1. Start with a natural bend hook to create a good shape of a laid-out crayfish.
2. Applying proper weight is essential to sink the fly quickly. Wrap the .25 lead wire from the bend to two-thirds of the way up the shank and tie it down very well.
3. At the hook bend, tie in orange marabou that is half the length of the shank. Then tie in two pieces of brown or black Flex Floss. Use the same length of the shank for the antenna.
4. Tie in the light olive Chewy Skin and taper to a point.
5. Dub in some light olive rabbit and build up, starting to shape the head a quarter the length of the shank.
6. Tie in pre-cut silicone pinchers toward the bend of the hook.

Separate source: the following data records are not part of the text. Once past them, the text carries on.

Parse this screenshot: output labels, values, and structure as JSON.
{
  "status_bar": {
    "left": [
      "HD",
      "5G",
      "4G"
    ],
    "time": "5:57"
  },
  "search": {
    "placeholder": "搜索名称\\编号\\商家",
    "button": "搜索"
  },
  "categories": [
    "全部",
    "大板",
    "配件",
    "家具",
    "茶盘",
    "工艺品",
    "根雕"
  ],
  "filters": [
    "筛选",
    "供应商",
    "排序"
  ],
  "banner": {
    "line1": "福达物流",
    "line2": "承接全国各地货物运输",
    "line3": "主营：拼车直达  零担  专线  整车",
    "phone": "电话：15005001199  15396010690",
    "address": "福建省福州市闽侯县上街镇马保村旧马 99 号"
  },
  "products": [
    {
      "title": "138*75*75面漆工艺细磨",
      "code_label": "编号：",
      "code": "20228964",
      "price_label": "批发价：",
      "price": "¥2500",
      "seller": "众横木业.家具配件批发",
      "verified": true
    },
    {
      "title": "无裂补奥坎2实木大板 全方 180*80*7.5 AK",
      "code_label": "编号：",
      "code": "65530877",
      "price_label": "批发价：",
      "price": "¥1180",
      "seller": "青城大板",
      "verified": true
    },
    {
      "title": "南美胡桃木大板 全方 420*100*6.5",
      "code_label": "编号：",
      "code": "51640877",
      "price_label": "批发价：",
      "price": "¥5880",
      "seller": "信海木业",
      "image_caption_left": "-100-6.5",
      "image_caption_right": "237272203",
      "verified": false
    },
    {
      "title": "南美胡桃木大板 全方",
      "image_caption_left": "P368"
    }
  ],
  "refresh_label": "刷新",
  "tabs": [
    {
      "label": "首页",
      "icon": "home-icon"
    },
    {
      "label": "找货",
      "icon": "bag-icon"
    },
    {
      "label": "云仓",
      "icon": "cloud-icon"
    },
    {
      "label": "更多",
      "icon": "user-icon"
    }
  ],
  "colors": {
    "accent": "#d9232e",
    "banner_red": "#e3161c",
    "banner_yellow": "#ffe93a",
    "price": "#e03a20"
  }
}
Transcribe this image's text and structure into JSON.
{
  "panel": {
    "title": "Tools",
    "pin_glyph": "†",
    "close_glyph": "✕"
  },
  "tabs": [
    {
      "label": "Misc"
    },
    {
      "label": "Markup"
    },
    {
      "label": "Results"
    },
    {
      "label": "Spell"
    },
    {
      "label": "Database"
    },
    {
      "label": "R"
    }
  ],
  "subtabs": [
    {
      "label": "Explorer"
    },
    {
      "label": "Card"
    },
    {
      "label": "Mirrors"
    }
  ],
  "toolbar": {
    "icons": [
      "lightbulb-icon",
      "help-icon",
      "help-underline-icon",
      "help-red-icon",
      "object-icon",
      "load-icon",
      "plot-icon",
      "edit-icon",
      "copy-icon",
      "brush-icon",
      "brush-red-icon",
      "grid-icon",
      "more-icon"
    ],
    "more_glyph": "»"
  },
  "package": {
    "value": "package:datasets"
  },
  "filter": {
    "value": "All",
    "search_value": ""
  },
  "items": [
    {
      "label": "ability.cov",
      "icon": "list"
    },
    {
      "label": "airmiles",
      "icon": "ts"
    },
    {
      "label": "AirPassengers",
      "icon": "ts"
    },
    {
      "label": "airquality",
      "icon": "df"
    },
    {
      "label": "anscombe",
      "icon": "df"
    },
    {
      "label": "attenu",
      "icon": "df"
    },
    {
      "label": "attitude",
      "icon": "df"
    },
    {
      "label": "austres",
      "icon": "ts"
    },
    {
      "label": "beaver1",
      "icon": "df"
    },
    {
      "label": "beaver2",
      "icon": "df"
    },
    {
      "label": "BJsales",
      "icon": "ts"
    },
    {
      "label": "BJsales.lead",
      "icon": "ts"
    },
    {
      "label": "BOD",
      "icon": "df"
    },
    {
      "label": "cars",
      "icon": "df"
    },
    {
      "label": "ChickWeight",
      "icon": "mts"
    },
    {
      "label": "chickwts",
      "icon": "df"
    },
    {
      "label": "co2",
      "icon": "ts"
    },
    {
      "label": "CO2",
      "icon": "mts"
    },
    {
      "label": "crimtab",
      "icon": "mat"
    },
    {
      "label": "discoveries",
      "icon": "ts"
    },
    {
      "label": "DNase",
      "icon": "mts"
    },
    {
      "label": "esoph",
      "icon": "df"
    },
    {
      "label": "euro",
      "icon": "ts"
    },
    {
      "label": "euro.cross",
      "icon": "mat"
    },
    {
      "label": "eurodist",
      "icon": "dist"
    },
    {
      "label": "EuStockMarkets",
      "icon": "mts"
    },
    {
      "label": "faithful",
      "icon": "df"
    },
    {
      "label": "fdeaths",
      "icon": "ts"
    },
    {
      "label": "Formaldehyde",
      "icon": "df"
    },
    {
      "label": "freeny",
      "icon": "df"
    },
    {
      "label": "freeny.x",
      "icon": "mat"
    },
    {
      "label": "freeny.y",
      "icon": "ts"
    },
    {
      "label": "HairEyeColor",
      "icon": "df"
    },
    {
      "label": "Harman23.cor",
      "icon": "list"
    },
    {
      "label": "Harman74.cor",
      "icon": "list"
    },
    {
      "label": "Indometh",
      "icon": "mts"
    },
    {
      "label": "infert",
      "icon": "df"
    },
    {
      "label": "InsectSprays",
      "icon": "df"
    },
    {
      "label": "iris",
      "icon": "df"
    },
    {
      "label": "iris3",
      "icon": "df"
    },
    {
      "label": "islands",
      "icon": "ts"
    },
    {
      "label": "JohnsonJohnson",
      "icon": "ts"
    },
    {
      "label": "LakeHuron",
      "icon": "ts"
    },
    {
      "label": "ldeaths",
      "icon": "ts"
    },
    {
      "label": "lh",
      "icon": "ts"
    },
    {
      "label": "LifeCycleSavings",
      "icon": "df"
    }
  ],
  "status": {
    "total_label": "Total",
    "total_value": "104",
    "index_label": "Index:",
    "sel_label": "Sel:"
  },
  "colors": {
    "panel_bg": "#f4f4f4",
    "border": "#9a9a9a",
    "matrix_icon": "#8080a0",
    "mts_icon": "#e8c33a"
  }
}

7. Tie in two olive grizzly marabou feathers. Then wrap in and tie off. Close palmer style.
8. Tie in the .005 Stretch Magic.
9. Make a dubbing loop and apply UV light olive dubbing. Spin until tight; then wrap the rest of the shank to the eye and tie off.
10. Pull material over the entire body and tie off at the eye of the hook.
11. Wrap the Stretch Magic to create segments on the body, and tie off.
12. Cut two triangular notches out of the tail for the desired crayfish look.
13. Last, brush out the UV dubbing and add eyes with a permanent marker. The fly is now complete.

Enjoy fishing this fly all year long!

“Big Willy” Self is the assistant manager at Montana Troutfitters and a resident lake and fly-tying expert. He began tying flies at age six, basically coming up with his own patterns. He enjoys spending time introducing newcomers to the sport he loves.